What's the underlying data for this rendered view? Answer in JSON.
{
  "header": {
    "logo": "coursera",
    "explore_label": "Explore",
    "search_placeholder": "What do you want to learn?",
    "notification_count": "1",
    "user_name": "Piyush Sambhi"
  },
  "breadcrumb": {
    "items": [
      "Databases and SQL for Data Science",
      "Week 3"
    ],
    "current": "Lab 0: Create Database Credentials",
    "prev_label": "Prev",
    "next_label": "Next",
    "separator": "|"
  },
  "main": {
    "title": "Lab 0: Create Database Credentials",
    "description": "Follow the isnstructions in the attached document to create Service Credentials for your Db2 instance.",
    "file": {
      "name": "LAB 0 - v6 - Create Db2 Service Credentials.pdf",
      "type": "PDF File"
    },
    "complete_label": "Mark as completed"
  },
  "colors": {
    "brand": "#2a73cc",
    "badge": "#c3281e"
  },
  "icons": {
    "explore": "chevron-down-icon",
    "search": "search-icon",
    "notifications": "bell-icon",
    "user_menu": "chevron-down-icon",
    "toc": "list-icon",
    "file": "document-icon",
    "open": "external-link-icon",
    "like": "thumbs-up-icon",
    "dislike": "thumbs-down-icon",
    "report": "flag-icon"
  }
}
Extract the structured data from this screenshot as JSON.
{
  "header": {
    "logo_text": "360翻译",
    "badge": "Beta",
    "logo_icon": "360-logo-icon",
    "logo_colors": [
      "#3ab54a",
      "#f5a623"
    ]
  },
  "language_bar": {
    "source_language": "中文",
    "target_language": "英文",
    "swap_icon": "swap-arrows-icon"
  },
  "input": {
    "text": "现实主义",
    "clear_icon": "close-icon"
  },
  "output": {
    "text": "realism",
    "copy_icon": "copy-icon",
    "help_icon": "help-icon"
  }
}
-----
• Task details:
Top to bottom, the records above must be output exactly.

• Answer to this task:
What's the underlying data for this rendered view? Answer in JSON.
{
  "header": {
    "logo": "coursera",
    "explore_label": "Explore",
    "search_placeholder": "What do you want to learn?",
    "notification_count": "1",
    "user_name": "Piyush Sambhi"
  },
  "breadcrumb": {
    "items": [
      "Databases and SQL for Data Science",
      "Week 3"
    ],
    "current": "Lab 0: Create Database Credentials",
    "prev_label": "Prev",
    "next_label": "Next",
    "separator": "|"
  },
  "main": {
    "title": "Lab 0: Create Database Credentials",
    "description": "Follow the isnstructions in the attached document to create Service Credentials for your Db2 instance.",
    "file": {
      "name": "LAB 0 - v6 - Create Db2 Service Credentials.pdf",
      "type": "PDF File"
    },
    "complete_label": "Mark as completed"
  },
  "colors": {
    "brand": "#2a73cc",
    "badge": "#c3281e"
  },
  "icons": {
    "explore": "chevron-down-icon",
    "search": "search-icon",
    "notifications": "bell-icon",
    "user_menu": "chevron-down-icon",
    "toc": "list-icon",
    "file": "document-icon",
    "open": "external-link-icon",
    "like": "thumbs-up-icon",
    "dislike": "thumbs-down-icon",
    "report": "flag-icon"
  }
}
Extract the structured data from this screenshot as JSON.
{
  "header": {
    "logo_text": "360翻译",
    "badge": "Beta",
    "logo_icon": "360-logo-icon",
    "logo_colors": [
      "#3ab54a",
      "#f5a623"
    ]
  },
  "language_bar": {
    "source_language": "中文",
    "target_language": "英文",
    "swap_icon": "swap-arrows-icon"
  },
  "input": {
    "text": "现实主义",
    "clear_icon": "close-icon"
  },
  "output": {
    "text": "realism",
    "copy_icon": "copy-icon",
    "help_icon": "help-icon"
  }
}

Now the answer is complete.